> _WORK ORDER_:
All of the data that follows should be written out exactly.

> _DATA TO USE_:
◆ ◆ ◆ ◆ ◆

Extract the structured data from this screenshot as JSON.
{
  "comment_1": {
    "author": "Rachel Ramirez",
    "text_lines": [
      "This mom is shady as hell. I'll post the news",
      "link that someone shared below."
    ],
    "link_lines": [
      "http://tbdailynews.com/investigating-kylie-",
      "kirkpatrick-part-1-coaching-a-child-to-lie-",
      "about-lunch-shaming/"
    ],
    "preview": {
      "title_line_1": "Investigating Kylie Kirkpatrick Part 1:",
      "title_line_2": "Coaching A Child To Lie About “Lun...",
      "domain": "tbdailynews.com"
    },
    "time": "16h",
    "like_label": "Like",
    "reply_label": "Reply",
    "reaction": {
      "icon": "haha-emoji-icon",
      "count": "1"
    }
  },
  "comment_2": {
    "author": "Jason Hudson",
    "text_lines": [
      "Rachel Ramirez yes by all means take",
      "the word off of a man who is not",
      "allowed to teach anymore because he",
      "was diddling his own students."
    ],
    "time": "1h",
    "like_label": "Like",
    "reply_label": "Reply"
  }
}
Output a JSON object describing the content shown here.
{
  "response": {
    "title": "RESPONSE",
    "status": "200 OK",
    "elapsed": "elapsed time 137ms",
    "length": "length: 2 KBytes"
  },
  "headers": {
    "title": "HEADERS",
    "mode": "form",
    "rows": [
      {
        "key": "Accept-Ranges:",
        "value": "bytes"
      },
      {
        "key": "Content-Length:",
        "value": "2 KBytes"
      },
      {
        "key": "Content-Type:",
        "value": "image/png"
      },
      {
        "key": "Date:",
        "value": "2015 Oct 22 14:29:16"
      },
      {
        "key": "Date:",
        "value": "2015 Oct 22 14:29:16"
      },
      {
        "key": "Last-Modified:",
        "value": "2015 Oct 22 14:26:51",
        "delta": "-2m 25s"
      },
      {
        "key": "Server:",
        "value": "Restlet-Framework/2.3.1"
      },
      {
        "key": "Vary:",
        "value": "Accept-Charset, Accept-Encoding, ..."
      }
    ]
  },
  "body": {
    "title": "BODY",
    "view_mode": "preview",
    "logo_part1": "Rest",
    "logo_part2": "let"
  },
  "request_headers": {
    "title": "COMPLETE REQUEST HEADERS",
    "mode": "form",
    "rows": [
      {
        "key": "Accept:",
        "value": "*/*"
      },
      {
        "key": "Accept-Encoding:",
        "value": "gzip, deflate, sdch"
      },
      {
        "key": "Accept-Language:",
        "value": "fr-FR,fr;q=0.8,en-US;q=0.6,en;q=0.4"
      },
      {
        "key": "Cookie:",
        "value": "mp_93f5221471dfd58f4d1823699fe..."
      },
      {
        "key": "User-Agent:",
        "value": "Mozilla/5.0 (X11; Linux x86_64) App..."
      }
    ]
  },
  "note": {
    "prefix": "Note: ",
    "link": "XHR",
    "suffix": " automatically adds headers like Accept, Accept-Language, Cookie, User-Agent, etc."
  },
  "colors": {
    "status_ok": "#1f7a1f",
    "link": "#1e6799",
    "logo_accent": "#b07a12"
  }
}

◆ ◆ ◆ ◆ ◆

> _RESULT_:
Extract the structured data from this screenshot as JSON.
{
  "comment_1": {
    "author": "Rachel Ramirez",
    "text_lines": [
      "This mom is shady as hell. I'll post the news",
      "link that someone shared below."
    ],
    "link_lines": [
      "http://tbdailynews.com/investigating-kylie-",
      "kirkpatrick-part-1-coaching-a-child-to-lie-",
      "about-lunch-shaming/"
    ],
    "preview": {
      "title_line_1": "Investigating Kylie Kirkpatrick Part 1:",
      "title_line_2": "Coaching A Child To Lie About “Lun...",
      "domain": "tbdailynews.com"
    },
    "time": "16h",
    "like_label": "Like",
    "reply_label": "Reply",
    "reaction": {
      "icon": "haha-emoji-icon",
      "count": "1"
    }
  },
  "comment_2": {
    "author": "Jason Hudson",
    "text_lines": [
      "Rachel Ramirez yes by all means take",
      "the word off of a man who is not",
      "allowed to teach anymore because he",
      "was diddling his own students."
    ],
    "time": "1h",
    "like_label": "Like",
    "reply_label": "Reply"
  }
}
Output a JSON object describing the content shown here.
{
  "response": {
    "title": "RESPONSE",
    "status": "200 OK",
    "elapsed": "elapsed time 137ms",
    "length": "length: 2 KBytes"
  },
  "headers": {
    "title": "HEADERS",
    "mode": "form",
    "rows": [
      {
        "key": "Accept-Ranges:",
        "value": "bytes"
      },
      {
        "key": "Content-Length:",
        "value": "2 KBytes"
      },
      {
        "key": "Content-Type:",
        "value": "image/png"
      },
      {
        "key": "Date:",
        "value": "2015 Oct 22 14:29:16"
      },
      {
        "key": "Date:",
        "value": "2015 Oct 22 14:29:16"
      },
      {
        "key": "Last-Modified:",
        "value": "2015 Oct 22 14:26:51",
        "delta": "-2m 25s"
      },
      {
        "key": "Server:",
        "value": "Restlet-Framework/2.3.1"
      },
      {
        "key": "Vary:",
        "value": "Accept-Charset, Accept-Encoding, ..."
      }
    ]
  },
  "body": {
    "title": "BODY",
    "view_mode": "preview",
    "logo_part1": "Rest",
    "logo_part2": "let"
  },
  "request_headers": {
    "title": "COMPLETE REQUEST HEADERS",
    "mode": "form",
    "rows": [
      {
        "key": "Accept:",
        "value": "*/*"
      },
      {
        "key": "Accept-Encoding:",
        "value": "gzip, deflate, sdch"
      },
      {
        "key": "Accept-Language:",
        "value": "fr-FR,fr;q=0.8,en-US;q=0.6,en;q=0.4"
      },
      {
        "key": "Cookie:",
        "value": "mp_93f5221471dfd58f4d1823699fe..."
      },
      {
        "key": "User-Agent:",
        "value": "Mozilla/5.0 (X11; Linux x86_64) App..."
      }
    ]
  },
  "note": {
    "prefix": "Note: ",
    "link": "XHR",
    "suffix": " automatically adds headers like Accept, Accept-Language, Cookie, User-Agent, etc."
  },
  "colors": {
    "status_ok": "#1f7a1f",
    "link": "#1e6799",
    "logo_accent": "#b07a12"
  }
}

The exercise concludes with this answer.